**Information given:**
------------------------------------
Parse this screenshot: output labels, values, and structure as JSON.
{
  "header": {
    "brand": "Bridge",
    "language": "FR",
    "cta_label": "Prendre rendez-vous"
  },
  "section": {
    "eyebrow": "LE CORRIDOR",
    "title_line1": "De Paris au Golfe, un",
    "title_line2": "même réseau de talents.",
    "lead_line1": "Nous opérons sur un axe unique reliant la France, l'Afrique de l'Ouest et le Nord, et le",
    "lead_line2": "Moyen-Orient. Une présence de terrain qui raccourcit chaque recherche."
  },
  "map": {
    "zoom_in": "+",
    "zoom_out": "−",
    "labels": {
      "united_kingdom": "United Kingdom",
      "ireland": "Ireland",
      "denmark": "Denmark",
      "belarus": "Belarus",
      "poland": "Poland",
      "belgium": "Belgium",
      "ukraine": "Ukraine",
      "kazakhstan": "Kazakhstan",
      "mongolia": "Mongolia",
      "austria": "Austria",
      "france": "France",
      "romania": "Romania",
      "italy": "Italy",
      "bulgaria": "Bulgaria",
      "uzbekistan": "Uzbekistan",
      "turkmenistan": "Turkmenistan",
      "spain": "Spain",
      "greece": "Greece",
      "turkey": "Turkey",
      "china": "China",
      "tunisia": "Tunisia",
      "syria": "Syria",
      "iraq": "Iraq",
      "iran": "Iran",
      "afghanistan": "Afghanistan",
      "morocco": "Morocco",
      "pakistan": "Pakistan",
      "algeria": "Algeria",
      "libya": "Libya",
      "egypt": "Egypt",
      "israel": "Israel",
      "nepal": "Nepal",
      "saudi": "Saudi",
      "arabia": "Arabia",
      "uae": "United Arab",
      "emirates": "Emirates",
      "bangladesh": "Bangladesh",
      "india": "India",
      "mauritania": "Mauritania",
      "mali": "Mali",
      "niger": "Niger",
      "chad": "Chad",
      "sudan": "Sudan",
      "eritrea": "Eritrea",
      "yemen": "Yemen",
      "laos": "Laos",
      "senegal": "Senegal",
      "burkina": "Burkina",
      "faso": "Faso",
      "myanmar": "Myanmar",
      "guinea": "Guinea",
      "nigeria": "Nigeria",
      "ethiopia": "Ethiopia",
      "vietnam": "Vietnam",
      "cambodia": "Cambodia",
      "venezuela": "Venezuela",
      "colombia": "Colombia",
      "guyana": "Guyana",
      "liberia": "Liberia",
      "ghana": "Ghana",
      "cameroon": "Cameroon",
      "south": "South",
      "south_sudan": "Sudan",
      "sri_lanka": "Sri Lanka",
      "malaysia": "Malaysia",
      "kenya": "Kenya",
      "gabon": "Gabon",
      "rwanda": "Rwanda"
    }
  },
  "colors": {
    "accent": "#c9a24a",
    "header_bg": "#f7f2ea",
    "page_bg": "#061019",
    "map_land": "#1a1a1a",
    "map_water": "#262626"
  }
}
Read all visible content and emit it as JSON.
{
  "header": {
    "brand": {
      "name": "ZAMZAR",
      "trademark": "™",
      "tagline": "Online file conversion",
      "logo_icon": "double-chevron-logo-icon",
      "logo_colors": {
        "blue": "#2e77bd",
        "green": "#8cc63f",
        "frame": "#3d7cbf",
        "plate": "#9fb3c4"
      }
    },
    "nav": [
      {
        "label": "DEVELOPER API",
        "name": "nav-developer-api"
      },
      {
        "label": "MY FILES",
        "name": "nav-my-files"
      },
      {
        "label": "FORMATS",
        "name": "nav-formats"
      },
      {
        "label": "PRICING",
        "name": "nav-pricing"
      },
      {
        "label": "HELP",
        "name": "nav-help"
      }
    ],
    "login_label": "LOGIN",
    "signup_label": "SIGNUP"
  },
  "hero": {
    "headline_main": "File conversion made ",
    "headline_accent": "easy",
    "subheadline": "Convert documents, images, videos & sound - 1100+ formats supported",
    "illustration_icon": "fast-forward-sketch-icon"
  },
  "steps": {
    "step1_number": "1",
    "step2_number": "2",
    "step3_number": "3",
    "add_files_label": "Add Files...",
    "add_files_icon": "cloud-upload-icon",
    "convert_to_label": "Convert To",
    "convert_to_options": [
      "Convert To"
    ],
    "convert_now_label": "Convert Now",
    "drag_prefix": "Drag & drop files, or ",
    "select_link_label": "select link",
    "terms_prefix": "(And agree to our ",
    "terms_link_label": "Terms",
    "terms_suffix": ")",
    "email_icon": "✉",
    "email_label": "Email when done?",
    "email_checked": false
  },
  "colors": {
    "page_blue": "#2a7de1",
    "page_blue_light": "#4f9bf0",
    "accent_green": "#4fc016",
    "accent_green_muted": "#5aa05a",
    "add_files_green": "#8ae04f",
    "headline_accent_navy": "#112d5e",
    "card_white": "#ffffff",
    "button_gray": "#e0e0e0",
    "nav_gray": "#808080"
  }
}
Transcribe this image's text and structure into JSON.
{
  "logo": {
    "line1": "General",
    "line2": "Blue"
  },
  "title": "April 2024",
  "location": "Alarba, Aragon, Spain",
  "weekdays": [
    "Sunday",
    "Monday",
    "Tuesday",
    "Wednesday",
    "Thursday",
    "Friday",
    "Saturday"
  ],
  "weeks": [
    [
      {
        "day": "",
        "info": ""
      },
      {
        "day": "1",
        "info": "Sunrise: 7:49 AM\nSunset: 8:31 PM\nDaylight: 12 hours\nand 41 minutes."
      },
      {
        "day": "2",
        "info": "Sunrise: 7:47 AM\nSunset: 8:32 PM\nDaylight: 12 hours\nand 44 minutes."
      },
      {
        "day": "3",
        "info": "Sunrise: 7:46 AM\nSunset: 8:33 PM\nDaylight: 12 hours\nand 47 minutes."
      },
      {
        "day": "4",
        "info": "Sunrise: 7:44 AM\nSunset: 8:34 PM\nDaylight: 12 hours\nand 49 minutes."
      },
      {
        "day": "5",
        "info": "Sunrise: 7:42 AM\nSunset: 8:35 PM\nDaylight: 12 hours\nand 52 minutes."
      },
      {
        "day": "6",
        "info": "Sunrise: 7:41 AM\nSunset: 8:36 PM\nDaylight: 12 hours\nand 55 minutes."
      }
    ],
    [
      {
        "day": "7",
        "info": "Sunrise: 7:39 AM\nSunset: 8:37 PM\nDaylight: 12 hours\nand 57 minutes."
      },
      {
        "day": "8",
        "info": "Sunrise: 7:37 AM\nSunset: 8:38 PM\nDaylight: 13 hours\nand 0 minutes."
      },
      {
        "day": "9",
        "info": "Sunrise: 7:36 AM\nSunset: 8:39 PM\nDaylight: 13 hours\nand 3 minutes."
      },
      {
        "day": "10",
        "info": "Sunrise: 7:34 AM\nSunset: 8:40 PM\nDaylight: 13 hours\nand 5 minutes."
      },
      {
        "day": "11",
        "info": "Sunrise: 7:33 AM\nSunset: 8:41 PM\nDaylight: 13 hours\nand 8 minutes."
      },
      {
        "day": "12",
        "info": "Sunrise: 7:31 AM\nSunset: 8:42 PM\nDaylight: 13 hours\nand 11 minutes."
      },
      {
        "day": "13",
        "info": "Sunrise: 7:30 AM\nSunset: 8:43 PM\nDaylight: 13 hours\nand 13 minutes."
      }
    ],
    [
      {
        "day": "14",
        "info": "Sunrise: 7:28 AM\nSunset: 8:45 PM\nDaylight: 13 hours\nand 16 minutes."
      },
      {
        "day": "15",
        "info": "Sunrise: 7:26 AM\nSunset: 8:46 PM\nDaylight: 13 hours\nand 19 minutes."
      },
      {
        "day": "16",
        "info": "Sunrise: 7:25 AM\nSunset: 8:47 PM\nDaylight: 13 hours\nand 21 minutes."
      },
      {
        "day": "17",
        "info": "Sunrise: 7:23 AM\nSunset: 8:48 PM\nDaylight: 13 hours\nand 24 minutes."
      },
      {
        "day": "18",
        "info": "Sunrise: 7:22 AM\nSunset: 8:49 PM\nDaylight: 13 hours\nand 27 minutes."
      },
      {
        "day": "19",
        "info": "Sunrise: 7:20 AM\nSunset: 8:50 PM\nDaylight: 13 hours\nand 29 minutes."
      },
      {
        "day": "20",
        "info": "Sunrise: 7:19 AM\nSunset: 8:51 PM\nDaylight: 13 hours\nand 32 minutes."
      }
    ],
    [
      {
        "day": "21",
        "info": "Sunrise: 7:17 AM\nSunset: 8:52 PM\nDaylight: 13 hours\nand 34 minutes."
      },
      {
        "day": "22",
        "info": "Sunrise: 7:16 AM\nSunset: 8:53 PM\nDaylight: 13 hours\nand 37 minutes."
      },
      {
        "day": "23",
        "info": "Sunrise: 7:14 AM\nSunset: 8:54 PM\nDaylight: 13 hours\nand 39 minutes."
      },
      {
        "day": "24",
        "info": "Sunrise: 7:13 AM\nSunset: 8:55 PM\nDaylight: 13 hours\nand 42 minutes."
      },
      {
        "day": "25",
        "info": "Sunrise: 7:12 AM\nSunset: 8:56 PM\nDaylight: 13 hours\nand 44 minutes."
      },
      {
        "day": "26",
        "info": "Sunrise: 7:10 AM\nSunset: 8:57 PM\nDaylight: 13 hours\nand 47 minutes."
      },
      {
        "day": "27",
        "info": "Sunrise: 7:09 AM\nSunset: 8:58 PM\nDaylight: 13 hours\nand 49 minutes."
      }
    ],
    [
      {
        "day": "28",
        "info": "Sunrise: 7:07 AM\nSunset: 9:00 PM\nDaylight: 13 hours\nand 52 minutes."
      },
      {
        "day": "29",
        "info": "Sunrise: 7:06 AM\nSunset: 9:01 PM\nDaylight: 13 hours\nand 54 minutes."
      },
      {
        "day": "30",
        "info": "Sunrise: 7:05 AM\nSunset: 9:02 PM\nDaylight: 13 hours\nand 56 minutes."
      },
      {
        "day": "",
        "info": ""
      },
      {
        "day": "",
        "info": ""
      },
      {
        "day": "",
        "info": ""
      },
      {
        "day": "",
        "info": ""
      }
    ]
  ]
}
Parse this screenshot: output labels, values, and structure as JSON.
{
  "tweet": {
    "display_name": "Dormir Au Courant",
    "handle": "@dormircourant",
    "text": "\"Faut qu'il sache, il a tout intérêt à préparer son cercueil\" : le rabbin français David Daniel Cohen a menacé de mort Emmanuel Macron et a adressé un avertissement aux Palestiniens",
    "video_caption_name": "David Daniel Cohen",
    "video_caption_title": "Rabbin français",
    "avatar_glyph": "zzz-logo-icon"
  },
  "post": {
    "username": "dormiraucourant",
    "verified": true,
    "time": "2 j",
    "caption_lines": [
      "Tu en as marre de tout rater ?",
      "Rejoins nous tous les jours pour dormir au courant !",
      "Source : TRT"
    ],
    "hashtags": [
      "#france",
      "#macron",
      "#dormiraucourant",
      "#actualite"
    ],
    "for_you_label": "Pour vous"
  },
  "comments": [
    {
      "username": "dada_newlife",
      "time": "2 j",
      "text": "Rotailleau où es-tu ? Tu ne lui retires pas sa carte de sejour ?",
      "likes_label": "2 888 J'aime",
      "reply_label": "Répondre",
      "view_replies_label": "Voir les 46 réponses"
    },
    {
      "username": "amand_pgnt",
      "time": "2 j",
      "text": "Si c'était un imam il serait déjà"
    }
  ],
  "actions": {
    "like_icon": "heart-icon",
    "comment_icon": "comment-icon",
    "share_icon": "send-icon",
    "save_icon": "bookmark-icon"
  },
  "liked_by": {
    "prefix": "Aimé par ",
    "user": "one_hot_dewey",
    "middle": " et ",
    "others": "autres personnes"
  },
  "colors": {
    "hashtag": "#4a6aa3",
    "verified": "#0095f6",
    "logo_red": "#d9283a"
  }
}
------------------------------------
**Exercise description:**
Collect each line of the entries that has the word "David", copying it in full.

**Finished task:**
    "text": "\"Faut qu'il sache, il a tout intérêt à préparer son cercueil\" : le rabbin français David Daniel Cohen a menacé de mort Emmanuel Macron et a adressé un avertissement aux Palestiniens",
    "video_caption_name": "David Daniel Cohen",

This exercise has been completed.